Tuesday, August 18, 2009

Madurodam, Den Haag

It's billed as the smallest town in the Netherlands, everything exactly 25 times smaller than actual size. It's beyond cool. (My 60s are showing.) Ben was working again, as professional people tend to do on work days. Ruth graciously packed us into her car and drove us (about 45 minutes) to this wonderful site. They gave us a slick, colorful booklet that names the buildings, so I'll try to identify what you're seeing. Don't give me too much credit for a wonderful memory I don't have.

Here come the photos of Madurodam. I keep looking at the spelling, because I continue to give it an additional sylable when thinking or speeking of it, calling it Maduradderdam in my head. I'll figure some of this out eventually, won't I? Then we'll know it's time to ship me home, I guess.

As a child even I had heard the legend of the little boy who saved Holland by sticking his finger in the leaky dike. Here at Madurodam they have him immortalized.

Here's the world's best (or at least happiest) Grandpa. Ruth almost got to push the stroller once, and I actually did for awhile. Of course, when I got it, it was empty...

Um... well, this is one of the cathedrals, and is apparently so well known they didn't feel it necessary to include in the pamphlet. Bummer. Maybe Ben or Ruth knows where it is, because I'd love to get there is person--the big one, I mean.

Again, I suppose I didn't photograph the things in the booklet, but I loved the Roman architecture on the building in the back--whatever the building is.

Chinese architecture was shown in the columns on this building. It's not in the book either. I'm batting a thousand. I'm not going back to pick new photos. That's final.

I've seen many of these little Dutch buildings. They have a charm I've never seen in America, as much as I love my own country. Seeing things like the old architecture make me feel like Toto in the Wizard of Oz, being taken along for a ride and having somebody tell you that you're not in Kansas anymore.

Castle. I was so sure my favorite buildings would be everybody's favorites, and (therefore) in the guild book. Nope. I took photos of the churches and castles. I love the churches and castles.
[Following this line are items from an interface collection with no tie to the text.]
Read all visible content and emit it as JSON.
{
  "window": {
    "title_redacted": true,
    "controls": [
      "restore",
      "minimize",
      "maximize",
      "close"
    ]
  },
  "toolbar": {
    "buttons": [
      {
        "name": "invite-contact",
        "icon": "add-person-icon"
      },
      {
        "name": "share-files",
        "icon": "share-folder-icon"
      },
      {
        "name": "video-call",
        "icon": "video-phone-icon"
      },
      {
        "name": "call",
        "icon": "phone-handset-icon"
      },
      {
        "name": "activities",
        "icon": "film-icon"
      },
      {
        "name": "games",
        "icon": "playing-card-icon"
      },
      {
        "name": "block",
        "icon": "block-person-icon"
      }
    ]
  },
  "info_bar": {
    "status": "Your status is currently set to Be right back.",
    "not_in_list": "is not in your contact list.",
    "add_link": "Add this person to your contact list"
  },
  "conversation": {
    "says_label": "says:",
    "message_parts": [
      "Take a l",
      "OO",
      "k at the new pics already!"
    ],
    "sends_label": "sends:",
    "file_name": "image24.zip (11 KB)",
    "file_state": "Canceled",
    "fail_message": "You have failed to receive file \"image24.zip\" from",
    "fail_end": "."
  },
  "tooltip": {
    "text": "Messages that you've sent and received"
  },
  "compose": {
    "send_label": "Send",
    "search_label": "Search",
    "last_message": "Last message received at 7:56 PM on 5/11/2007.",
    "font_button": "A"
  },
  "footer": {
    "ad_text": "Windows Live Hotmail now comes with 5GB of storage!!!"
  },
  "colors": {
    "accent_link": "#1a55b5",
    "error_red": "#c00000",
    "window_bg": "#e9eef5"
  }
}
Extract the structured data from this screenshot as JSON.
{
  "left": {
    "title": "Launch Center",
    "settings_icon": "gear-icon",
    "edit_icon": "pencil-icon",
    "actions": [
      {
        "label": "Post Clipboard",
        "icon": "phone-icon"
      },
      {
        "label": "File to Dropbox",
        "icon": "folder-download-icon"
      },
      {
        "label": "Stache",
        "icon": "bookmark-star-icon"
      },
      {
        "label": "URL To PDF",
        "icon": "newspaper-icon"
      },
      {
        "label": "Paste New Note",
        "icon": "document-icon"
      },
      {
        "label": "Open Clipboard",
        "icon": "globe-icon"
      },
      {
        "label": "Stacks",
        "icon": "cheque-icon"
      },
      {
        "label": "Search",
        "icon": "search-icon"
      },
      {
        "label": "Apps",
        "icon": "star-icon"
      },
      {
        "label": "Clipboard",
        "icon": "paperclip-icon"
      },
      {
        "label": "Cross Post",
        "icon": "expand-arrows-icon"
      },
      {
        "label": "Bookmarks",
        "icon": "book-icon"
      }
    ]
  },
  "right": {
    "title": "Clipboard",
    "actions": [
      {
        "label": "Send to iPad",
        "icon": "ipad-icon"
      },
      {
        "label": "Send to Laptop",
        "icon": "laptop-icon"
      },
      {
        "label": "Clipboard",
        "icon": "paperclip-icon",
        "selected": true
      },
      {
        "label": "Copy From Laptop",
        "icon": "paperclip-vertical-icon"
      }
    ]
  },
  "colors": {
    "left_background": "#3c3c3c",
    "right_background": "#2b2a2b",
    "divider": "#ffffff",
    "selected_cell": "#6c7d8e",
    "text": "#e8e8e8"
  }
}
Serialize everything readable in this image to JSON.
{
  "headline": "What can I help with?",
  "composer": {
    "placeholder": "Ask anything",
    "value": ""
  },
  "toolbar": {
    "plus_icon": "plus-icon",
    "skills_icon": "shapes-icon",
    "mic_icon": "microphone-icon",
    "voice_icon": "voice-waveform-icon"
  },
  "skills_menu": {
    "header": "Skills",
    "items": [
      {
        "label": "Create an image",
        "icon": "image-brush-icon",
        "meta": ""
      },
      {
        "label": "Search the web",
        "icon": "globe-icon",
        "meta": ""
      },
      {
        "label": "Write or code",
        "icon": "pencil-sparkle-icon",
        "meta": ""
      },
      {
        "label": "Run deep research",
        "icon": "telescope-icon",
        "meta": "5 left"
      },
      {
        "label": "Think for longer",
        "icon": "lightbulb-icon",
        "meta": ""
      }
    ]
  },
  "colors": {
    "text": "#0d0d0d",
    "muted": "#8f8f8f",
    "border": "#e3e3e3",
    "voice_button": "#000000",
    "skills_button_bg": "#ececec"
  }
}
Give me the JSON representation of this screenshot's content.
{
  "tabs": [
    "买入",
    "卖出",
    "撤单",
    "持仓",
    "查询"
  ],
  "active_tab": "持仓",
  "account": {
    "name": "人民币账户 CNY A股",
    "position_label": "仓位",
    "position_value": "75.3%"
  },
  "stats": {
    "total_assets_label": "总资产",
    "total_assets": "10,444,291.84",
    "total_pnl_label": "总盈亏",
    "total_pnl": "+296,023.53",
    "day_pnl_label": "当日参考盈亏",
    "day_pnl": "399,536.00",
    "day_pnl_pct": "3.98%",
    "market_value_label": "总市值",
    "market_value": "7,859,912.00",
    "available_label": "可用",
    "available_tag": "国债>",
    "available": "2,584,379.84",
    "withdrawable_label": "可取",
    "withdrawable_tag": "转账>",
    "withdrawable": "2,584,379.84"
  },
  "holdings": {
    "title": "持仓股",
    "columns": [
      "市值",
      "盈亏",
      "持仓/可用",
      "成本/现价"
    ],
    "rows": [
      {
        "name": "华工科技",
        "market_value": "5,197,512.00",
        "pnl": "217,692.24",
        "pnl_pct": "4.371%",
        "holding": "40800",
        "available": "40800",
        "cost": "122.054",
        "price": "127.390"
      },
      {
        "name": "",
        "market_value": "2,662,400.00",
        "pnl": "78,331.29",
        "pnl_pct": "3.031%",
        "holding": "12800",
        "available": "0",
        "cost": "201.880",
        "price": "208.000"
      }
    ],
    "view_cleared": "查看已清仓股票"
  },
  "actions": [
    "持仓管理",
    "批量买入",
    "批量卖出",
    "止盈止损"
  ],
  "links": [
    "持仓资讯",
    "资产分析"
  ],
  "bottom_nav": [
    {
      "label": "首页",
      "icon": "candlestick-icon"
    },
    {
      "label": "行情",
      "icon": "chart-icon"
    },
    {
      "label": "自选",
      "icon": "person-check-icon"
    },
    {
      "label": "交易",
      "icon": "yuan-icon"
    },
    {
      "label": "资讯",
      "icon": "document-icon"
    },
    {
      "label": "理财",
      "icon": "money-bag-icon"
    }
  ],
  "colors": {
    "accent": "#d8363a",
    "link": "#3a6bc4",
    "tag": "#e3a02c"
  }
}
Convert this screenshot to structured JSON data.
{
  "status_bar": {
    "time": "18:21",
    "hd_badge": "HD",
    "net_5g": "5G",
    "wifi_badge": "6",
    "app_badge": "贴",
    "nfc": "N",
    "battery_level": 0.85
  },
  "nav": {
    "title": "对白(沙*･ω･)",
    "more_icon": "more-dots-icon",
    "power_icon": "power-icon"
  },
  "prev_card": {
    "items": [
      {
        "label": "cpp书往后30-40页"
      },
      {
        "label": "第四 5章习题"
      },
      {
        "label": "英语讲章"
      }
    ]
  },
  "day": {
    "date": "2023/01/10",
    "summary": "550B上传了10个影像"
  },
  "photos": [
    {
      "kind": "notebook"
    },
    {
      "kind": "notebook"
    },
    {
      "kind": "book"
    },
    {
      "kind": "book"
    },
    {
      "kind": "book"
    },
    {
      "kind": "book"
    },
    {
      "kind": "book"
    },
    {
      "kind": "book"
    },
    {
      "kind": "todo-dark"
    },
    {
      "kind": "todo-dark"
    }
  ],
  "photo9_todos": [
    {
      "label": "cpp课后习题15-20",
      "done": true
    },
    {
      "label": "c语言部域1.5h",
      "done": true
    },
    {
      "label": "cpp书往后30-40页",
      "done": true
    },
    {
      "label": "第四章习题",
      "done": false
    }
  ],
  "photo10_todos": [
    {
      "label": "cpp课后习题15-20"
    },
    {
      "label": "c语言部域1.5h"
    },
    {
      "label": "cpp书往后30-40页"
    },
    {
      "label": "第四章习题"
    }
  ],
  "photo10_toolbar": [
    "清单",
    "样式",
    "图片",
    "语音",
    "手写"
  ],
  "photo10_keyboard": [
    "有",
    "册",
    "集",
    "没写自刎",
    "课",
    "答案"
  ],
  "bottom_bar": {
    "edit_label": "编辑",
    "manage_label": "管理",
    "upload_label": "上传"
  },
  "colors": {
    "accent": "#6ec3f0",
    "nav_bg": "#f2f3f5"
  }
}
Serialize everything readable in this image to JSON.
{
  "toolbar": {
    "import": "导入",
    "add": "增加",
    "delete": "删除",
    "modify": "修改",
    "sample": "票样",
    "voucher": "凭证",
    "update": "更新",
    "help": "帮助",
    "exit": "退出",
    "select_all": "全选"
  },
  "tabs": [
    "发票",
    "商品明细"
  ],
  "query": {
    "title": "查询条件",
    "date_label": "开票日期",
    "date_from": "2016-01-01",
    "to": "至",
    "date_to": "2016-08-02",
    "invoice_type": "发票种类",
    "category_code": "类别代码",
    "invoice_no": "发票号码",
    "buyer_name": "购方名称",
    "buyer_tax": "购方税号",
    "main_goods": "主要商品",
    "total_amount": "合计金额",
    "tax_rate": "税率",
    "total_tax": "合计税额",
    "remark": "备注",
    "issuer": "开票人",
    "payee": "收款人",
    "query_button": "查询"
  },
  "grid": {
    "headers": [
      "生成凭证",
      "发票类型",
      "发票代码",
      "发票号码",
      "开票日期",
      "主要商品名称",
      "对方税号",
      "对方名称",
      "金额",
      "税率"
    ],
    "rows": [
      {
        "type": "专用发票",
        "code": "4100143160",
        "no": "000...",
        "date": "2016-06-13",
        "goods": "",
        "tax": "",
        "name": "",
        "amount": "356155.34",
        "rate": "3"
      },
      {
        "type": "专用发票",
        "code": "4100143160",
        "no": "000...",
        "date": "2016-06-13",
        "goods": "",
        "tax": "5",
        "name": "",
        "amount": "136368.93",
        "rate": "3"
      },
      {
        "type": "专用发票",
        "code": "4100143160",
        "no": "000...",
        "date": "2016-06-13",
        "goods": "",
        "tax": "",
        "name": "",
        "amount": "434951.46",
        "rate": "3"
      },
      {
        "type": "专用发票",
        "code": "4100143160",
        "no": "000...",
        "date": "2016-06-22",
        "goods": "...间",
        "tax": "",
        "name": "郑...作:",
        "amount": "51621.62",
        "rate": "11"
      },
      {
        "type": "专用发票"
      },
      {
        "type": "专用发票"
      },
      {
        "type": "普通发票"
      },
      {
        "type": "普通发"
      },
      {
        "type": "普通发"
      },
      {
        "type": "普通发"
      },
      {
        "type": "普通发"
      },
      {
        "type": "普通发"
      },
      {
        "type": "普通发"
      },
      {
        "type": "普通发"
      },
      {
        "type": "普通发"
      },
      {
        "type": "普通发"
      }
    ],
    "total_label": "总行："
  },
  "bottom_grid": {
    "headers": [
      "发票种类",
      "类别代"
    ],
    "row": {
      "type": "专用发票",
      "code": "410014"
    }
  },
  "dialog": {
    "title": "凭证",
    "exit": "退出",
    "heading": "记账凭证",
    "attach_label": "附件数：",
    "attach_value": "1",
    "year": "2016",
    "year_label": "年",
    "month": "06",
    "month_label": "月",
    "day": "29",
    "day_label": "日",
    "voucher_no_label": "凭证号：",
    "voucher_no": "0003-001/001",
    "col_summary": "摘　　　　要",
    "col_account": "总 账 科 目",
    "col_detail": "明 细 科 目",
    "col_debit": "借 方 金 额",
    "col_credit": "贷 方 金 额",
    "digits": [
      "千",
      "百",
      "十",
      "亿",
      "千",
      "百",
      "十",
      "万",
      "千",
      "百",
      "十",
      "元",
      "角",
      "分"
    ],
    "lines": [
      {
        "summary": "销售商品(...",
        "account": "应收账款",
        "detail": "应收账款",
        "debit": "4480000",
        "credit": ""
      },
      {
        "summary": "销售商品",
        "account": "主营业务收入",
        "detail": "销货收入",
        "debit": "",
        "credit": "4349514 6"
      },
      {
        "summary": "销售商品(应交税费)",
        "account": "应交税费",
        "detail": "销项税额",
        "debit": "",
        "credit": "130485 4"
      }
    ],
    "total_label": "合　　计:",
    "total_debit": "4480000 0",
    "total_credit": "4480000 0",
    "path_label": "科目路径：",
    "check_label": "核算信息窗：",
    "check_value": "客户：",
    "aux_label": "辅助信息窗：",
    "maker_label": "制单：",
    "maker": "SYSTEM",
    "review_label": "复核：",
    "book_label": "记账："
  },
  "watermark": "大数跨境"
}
I'll be lucky if I can find anyone to ID them for me so I can go find these places and maybe get inside some of them before we leave. They're so amazing in scale, I can just barely imagine them full sized.

This castle even has its own moat. I'm not sure I'd need a moat. Not being too fond of mosquitoes, I think I'd rather have a moat of flowers. Then if things were really hairy with invaders, I'd have big guys with crossbows hidden in the towers. I didn't live with a rocket scientist for nothing. I'll be willing to protect my castle in order to live in peace. Come in peace and be welcome!

I know Ashley has been here before, but I loved how free and open she was with her excitement. She loved the little carnival, and at one point had to be lifted out of the bushes and brought back onto the path. There are times when I have to remind myself she just turned 2 1/2. Her speech patterns are well advanced from that, and it's hard to remember, when she occasionally acts like a two year old, that she is one. Ruth and Ben are models of patience. It's no wonder the girls are so good and so very happy.

I want to comment right now that Big John is a wonderful grandpa. He's the biggest of us all, taller by far and long legged, but still insists on squeezing that body of his into the back seat with the two granddaughters' car seats. He looks so cute back there. I need to get a photo of that, but haven't yet. It's pretty funny, but the door can't be opened from the inside--child safety door and all. He was to sit quietly and wait for one of us to remember to let him out. He's shown me a side I never suspected he had. I'm so proud of him I could bust my buttons, if I had any.

We took the train around Madurodam, and Ruth was going to stay to guard the stroller and camera bag, but Kate decided at the last minute that if Mama wasn't going, she wasn't either. We waved goodbye to each other and Ashley, Grandpa and Grandma chugged off together for a tour of the park. I wonder if we could see Disneyland together when they go to California in October. That would make it doubly worth a trip to California.

Ruth took a photo or three of us in front of one of the miniature windmills. It was one of the many happy memories from such a beautifully happy day.

Then I returned the favor by capturing her smile and Ashley's, several times. Kate by then was more interested in examining her toes. I think she's discovered that everyone has them, and is busy making sure she doesn't leave hers behind anywhere.

I've been at this a long time. It's a good thing I didn't try to finish last night. We're going to (watch the spelling here, it's probably wrong) Elsenhove today. That's a goat farm, I think. I'll find out. Whoopee! Another day to play with Ruth and the darlings.


sherrie said...

You take such great pictures, and I can't wait until you post them in your slideshows. These miniatures are so well done. Besides the fact that the buildings are beautifully built, I love that there are live plants growing around them to add to the realism.

Moats could be nice with the addition of mosquito eating fish that are very small and would fit right in with the miniature theme (but they aren't as pretty as flowers).

Can't wait for your next post.


Sharon and Marvin said...

You are such a fun grandma and love the way you express yourself in words...great writer. Yes, Marv can totally relate to John's experience in the back seat and locked doors. Asesome pictures!